These studies suggest that dietary advice to reduce the energy density of the diet is an effective strategy for weight loss. A benefit of this type of eating plan is that it allows people to eat satisfying amounts of food while restricting their energy intake. Furthermore, it uses positive messages (i.e., eat satisfying portions of low-energy-dense foods) and results in a nutritionally sound eating pattern(16).
- Ledikwe JH, Blanck HM, Kettel Khan L, et al. Dietary energy density is associated with energy intake and weight status in US adults. Am J Clin Nutr 2006;83:1362-8.
- Cuco G, Arija V, Marti-Henneberg C, Fernandez-Ballart J. Food and nutritional profile of high energy density consumers in an adult Mediterranean population. European Journal of Clinical Nutrition 2001;55:192-9.
- Drewnowski A, Almiron-Roig E, Marmonier C, Lluch A. Dietary energy density and body weight: is there a relationship? Nutrition Reviews 2004;62:403-413.
- Rolls BJ, Roe LS, Meengs JS. Salad and satiety: energy density and portion size of a first course salad affect energy intake at lunch. Journal of the American Dietetic Association 2004;104:1570-1576.
- Bell EA, Castellanos VH, Pelkman CL, Thorwart ML, Rolls BJ. Energy density of foods affects energy intake in normal-weight women. American Journal of Clinical
- Duncan KH, Bacon JA, Weinsier RL. The effects of high and low energy density diets on satiety, energy intake, and eating time of obese and nonobese subjects.
American Journal of Clinical Nutrition 1983;37:763-767.
- Shintani TT, Hughes CK, Beckham S, O’Connor HK. Obesity and cardiovascular risk intervention through the ad libitum feeding of traditional Hawaiian diet. American Journal of Clinical Nutrition 1991;53:1647S-1651S.
- Lissner L, Levitsky DA, Strupp BJ, Kalkwarf HJ, Roe DA. Dietary fat and the regula tion of energy intake in human subjects. American Journal of Clinical Nutrition
- Kendall A, Levitsky DA, Strupp BJ, Lissner L. Weight loss on a low-fat diet: consequence of the imprecision of the control of food intake in humans.
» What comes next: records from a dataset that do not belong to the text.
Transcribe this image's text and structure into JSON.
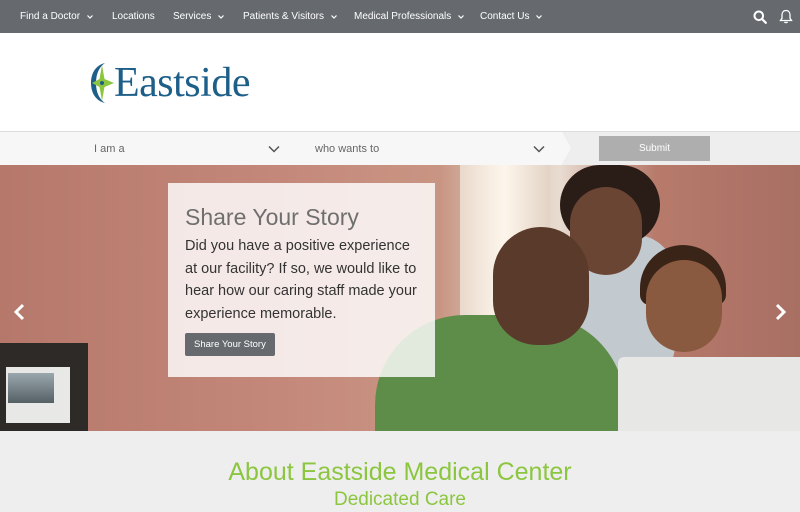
{
  "nav": {
    "items": [
      {
        "label": "Find a Doctor",
        "has_dropdown": true
      },
      {
        "label": "Locations",
        "has_dropdown": false
      },
      {
        "label": "Services",
        "has_dropdown": true
      },
      {
        "label": "Patients & Visitors",
        "has_dropdown": true
      },
      {
        "label": "Medical Professionals",
        "has_dropdown": true
      },
      {
        "label": "Contact Us",
        "has_dropdown": true
      }
    ],
    "icons": [
      "search-icon",
      "bell-icon"
    ],
    "background": "#666a6e"
  },
  "logo": {
    "text": "Eastside",
    "color": "#1e5f8a",
    "accent": "#8cc63f"
  },
  "selector": {
    "i_am": "I am a",
    "wants_to": "who wants to",
    "submit": "Submit"
  },
  "hero": {
    "title": "Share Your Story",
    "body": "Did you have a positive experience at our facility? If so, we would like to hear how our caring staff made your experience memorable.",
    "button": "Share Your Story",
    "prev_icon": "chevron-left-icon",
    "next_icon": "chevron-right-icon"
  },
  "about": {
    "title": "About Eastside Medical Center",
    "subtitle": "Dedicated Care",
    "color": "#8cc63f"
  }
}
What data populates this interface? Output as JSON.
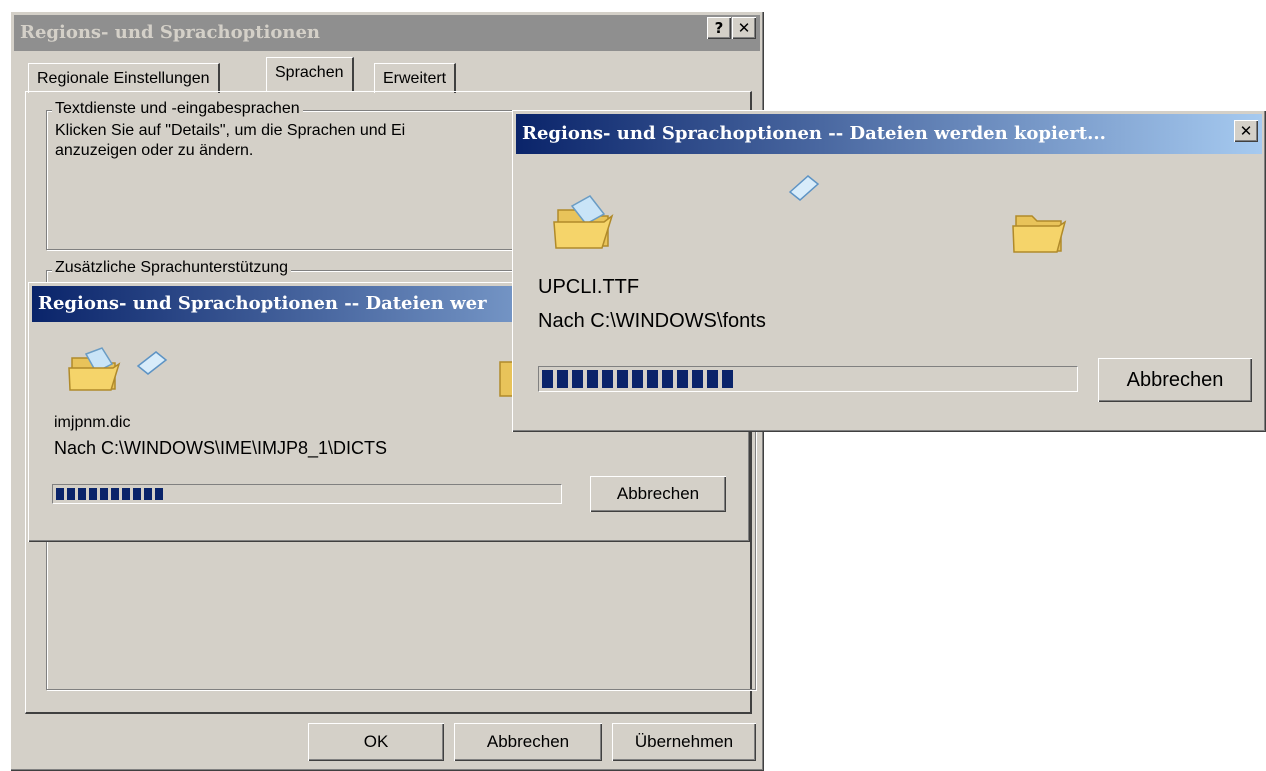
{
  "main_dialog": {
    "title": "Regions- und Sprachoptionen",
    "help_button": "?",
    "close_button": "✕",
    "tabs": [
      "Regionale Einstellungen",
      "Sprachen",
      "Erweitert"
    ],
    "selected_tab": "Sprachen",
    "group1": {
      "legend": "Textdienste und -eingabesprachen",
      "text_line1": "Klicken Sie auf \"Details\", um die Sprachen und Ei",
      "text_line2": "anzuzeigen oder zu ändern."
    },
    "group2": {
      "legend": "Zusätzliche Sprachunterstützung"
    },
    "buttons": {
      "ok": "OK",
      "cancel": "Abbrechen",
      "apply": "Übernehmen"
    }
  },
  "copy_dialog_1": {
    "title": "Regions- und Sprachoptionen -- Dateien wer",
    "file": "imjpnm.dic",
    "destination": "Nach C:\\WINDOWS\\IME\\IMJP8_1\\DICTS",
    "progress_percent": 22,
    "cancel": "Abbrechen"
  },
  "copy_dialog_2": {
    "title": "Regions- und Sprachoptionen -- Dateien werden kopiert...",
    "close_button": "✕",
    "file": "UPCLI.TTF",
    "destination": "Nach C:\\WINDOWS\\fonts",
    "progress_percent": 39,
    "cancel": "Abbrechen"
  },
  "icons": {
    "source_folder": "open-folder-icon",
    "flying_file": "flying-document-icon",
    "target_folder": "open-folder-icon"
  },
  "colors": {
    "face": "#d4d0c8",
    "active_title": "#0a246a",
    "progress": "#0a246a"
  }
}
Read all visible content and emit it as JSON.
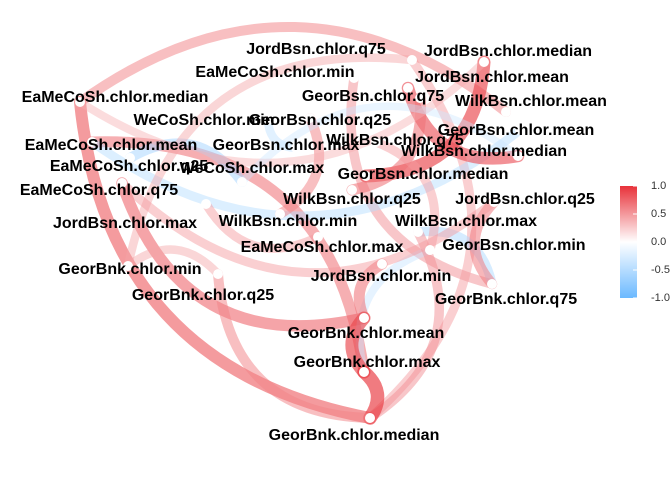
{
  "chart_data": {
    "type": "network",
    "nodes": [
      "JordBsn.chlor.q75",
      "JordBsn.chlor.median",
      "EaMeCoSh.chlor.min",
      "JordBsn.chlor.mean",
      "GeorBsn.chlor.q75",
      "WilkBsn.chlor.mean",
      "EaMeCoSh.chlor.median",
      "WeCoSh.chlor.min",
      "GeorBsn.chlor.q25",
      "GeorBsn.chlor.mean",
      "EaMeCoSh.chlor.mean",
      "GeorBsn.chlor.max",
      "WilkBsn.chlor.q75",
      "WilkBsn.chlor.median",
      "EaMeCoSh.chlor.q25",
      "WeCoSh.chlor.max",
      "GeorBsn.chlor.median",
      "EaMeCoSh.chlor.q75",
      "WilkBsn.chlor.q25",
      "JordBsn.chlor.q25",
      "JordBsn.chlor.max",
      "WilkBsn.chlor.min",
      "WilkBsn.chlor.max",
      "EaMeCoSh.chlor.max",
      "GeorBsn.chlor.min",
      "GeorBnk.chlor.min",
      "JordBsn.chlor.min",
      "GeorBnk.chlor.q25",
      "GeorBnk.chlor.q75",
      "GeorBnk.chlor.mean",
      "GeorBnk.chlor.max",
      "GeorBnk.chlor.median"
    ],
    "edges": [
      {
        "from": "EaMeCoSh.chlor.median",
        "to": "GeorBnk.chlor.median",
        "r": 0.8
      },
      {
        "from": "EaMeCoSh.chlor.mean",
        "to": "GeorBnk.chlor.max",
        "r": 0.7
      },
      {
        "from": "EaMeCoSh.chlor.q75",
        "to": "GeorBnk.chlor.mean",
        "r": 0.75
      },
      {
        "from": "EaMeCoSh.chlor.median",
        "to": "WilkBsn.chlor.mean",
        "r": 0.6
      },
      {
        "from": "EaMeCoSh.chlor.min",
        "to": "GeorBnk.chlor.q75",
        "r": 0.55
      },
      {
        "from": "JordBsn.chlor.q75",
        "to": "GeorBnk.chlor.median",
        "r": 0.5
      },
      {
        "from": "EaMeCoSh.chlor.mean",
        "to": "GeorBsn.chlor.mean",
        "r": -0.5
      },
      {
        "from": "EaMeCoSh.chlor.q25",
        "to": "WeCoSh.chlor.max",
        "r": -0.6
      },
      {
        "from": "WeCoSh.chlor.min",
        "to": "GeorBsn.chlor.max",
        "r": -0.45
      },
      {
        "from": "WilkBsn.chlor.max",
        "to": "GeorBnk.chlor.q75",
        "r": -0.55
      },
      {
        "from": "GeorBsn.chlor.min",
        "to": "GeorBnk.chlor.max",
        "r": -0.4
      },
      {
        "from": "JordBsn.chlor.median",
        "to": "GeorBsn.chlor.median",
        "r": 0.9
      },
      {
        "from": "JordBsn.chlor.mean",
        "to": "WilkBsn.chlor.median",
        "r": 0.85
      },
      {
        "from": "GeorBsn.chlor.q75",
        "to": "WilkBsn.chlor.q25",
        "r": 0.7
      },
      {
        "from": "JordBsn.chlor.q25",
        "to": "GeorBnk.chlor.q75",
        "r": 0.65
      },
      {
        "from": "GeorBsn.chlor.q25",
        "to": "WilkBsn.chlor.min",
        "r": 0.6
      },
      {
        "from": "JordBsn.chlor.max",
        "to": "EaMeCoSh.chlor.max",
        "r": 0.5
      },
      {
        "from": "WilkBsn.chlor.max",
        "to": "GeorBnk.chlor.median",
        "r": 0.55
      },
      {
        "from": "JordBsn.chlor.min",
        "to": "GeorBnk.chlor.mean",
        "r": 0.7
      },
      {
        "from": "GeorBnk.chlor.min",
        "to": "GeorBnk.chlor.q25",
        "r": 0.45
      },
      {
        "from": "GeorBnk.chlor.mean",
        "to": "GeorBnk.chlor.max",
        "r": 0.9
      },
      {
        "from": "GeorBnk.chlor.max",
        "to": "GeorBnk.chlor.median",
        "r": 0.95
      },
      {
        "from": "GeorBnk.chlor.q25",
        "to": "GeorBnk.chlor.median",
        "r": 0.6
      },
      {
        "from": "WilkBsn.chlor.q75",
        "to": "GeorBsn.chlor.min",
        "r": 0.5
      },
      {
        "from": "EaMeCoSh.chlor.median",
        "to": "JordBsn.chlor.median",
        "r": 0.4
      },
      {
        "from": "GeorBnk.chlor.min",
        "to": "JordBsn.chlor.q75",
        "r": 0.45
      },
      {
        "from": "EaMeCoSh.chlor.q75",
        "to": "JordBsn.chlor.q25",
        "r": 0.5
      },
      {
        "from": "WeCoSh.chlor.max",
        "to": "WilkBsn.chlor.median",
        "r": -0.35
      }
    ],
    "legend": {
      "ticks": [
        "1.0",
        "0.5",
        "0.0",
        "-0.5",
        "-1.0"
      ],
      "range": [
        -1.0,
        1.0
      ],
      "placement": "right",
      "colors": {
        "negative": "#6BB9FF",
        "zero": "#FFFFFF",
        "positive": "#E8323A"
      }
    }
  }
}
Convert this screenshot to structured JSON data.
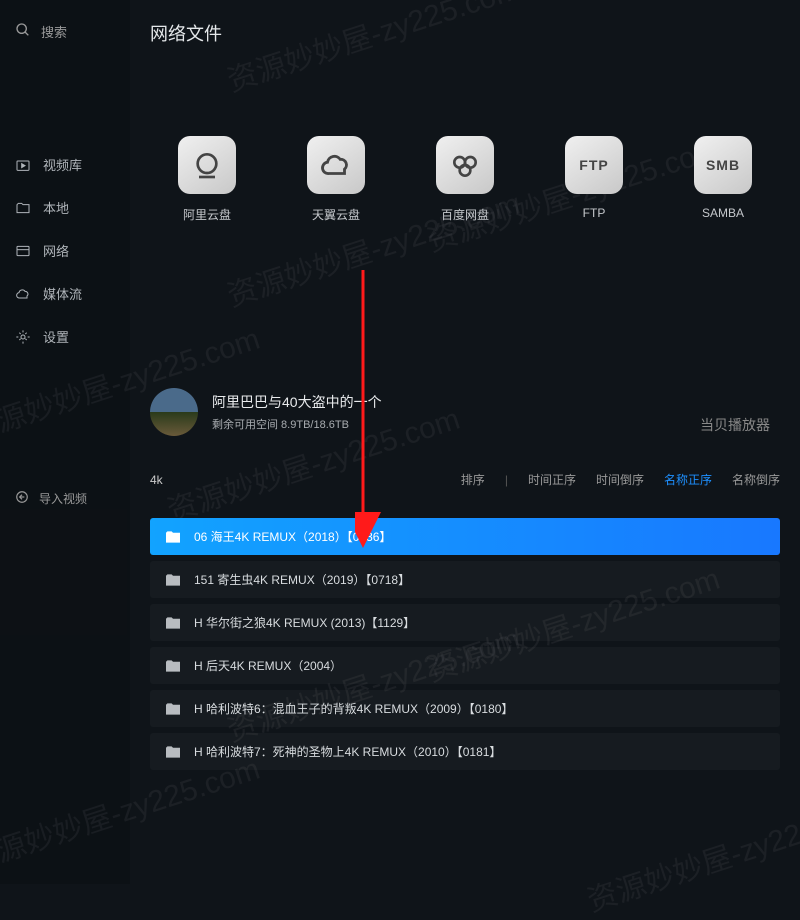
{
  "sidebar": {
    "search": "搜索",
    "nav": [
      {
        "label": "视频库"
      },
      {
        "label": "本地"
      },
      {
        "label": "网络"
      },
      {
        "label": "媒体流"
      },
      {
        "label": "设置"
      }
    ],
    "import": "导入视频"
  },
  "page": {
    "title": "网络文件"
  },
  "clouds": [
    {
      "label": "阿里云盘",
      "icon": "circle"
    },
    {
      "label": "天翼云盘",
      "icon": "cloud"
    },
    {
      "label": "百度网盘",
      "icon": "baidu"
    },
    {
      "label": "FTP",
      "icon": "FTP"
    },
    {
      "label": "SAMBA",
      "icon": "SMB"
    }
  ],
  "user": {
    "name": "阿里巴巴与40大盗中的一个",
    "storage": "剩余可用空间 8.9TB/18.6TB"
  },
  "filter": {
    "current": "4k",
    "sort_label": "排序",
    "options": [
      {
        "label": "时间正序",
        "active": false
      },
      {
        "label": "时间倒序",
        "active": false
      },
      {
        "label": "名称正序",
        "active": true
      },
      {
        "label": "名称倒序",
        "active": false
      }
    ]
  },
  "files": [
    {
      "name": "06 海王4K REMUX（2018）【0536】",
      "selected": true
    },
    {
      "name": "151 寄生虫4K REMUX（2019）【0718】",
      "selected": false
    },
    {
      "name": "H 华尔街之狼4K REMUX (2013)【1129】",
      "selected": false
    },
    {
      "name": "H 后天4K REMUX（2004）",
      "selected": false
    },
    {
      "name": "H 哈利波特6：混血王子的背叛4K REMUX（2009）【0180】",
      "selected": false
    },
    {
      "name": "H 哈利波特7：死神的圣物上4K REMUX（2010）【0181】",
      "selected": false
    }
  ],
  "brand": "当贝播放器",
  "watermark": "资源妙妙屋-zy225.com"
}
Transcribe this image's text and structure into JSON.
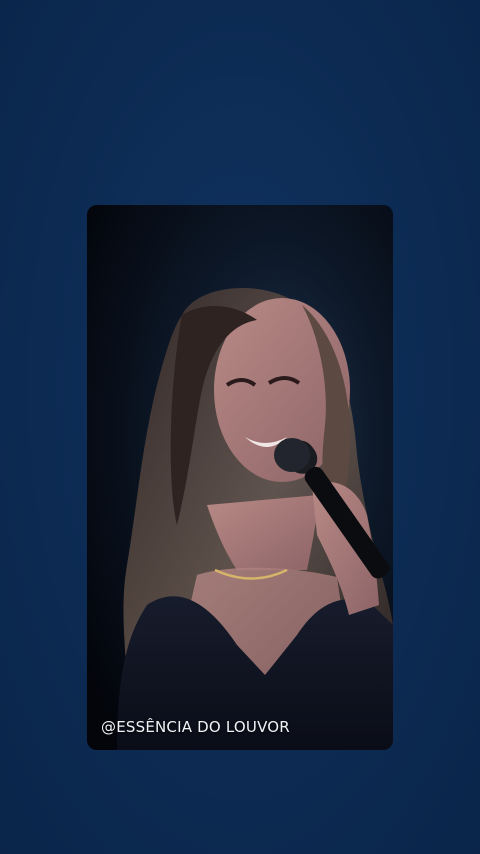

American
Journal of Clinical Nutrition 1991;53:1124-1129.
- Rolls BJ, Bell EA, Castellanos VH, Chow M, Pelkman CL, Thorwart ML. Energy density but not fat content of foods affected energy intake in lean and obese
women. American Journal of Clinical Nutrition 1999;69:863-871.
- Marti-Henneberg C, Capdevila F, Arija V, et al. Energy density of the diet, food volume and energy intake by age and sex in a healthy population. European
Journal of Clinical Nutrition 1999;53:421-8.
- Cox DN, Mela DJ. Determination of energy density of freely selected diets: methodological issues and implications. International Journal of Obesity and Related
Metabolic Disorders 2000;24:49-54.
- Kant AK, Graubard BI. Energy density of diets reported by American adults: association with food group intake, nutrient intake, and body weight. Int J Obes (Lond) 2005;29:950-6.
- Rolls BJ, Roe LS, Beach AM, Kris-Etherton PM. Provision of foods differing in energy density affects long-term weight loss. Obesity Research 2005;13:1052-1060.
- Ello-Martin JA, Roe LS, Rolls BJ. A diet reduced in energy density results in greater weight loss than a diet reduced in fat. Obesity Research 2004;12:A23.
- Ello-Martin JA, Roe LS, Ledikwe JH, Beach AM, Rolls BJ. Dietary energy density in the treatment of obesity: a year-long trial comparing two weight-loss diets. submitted.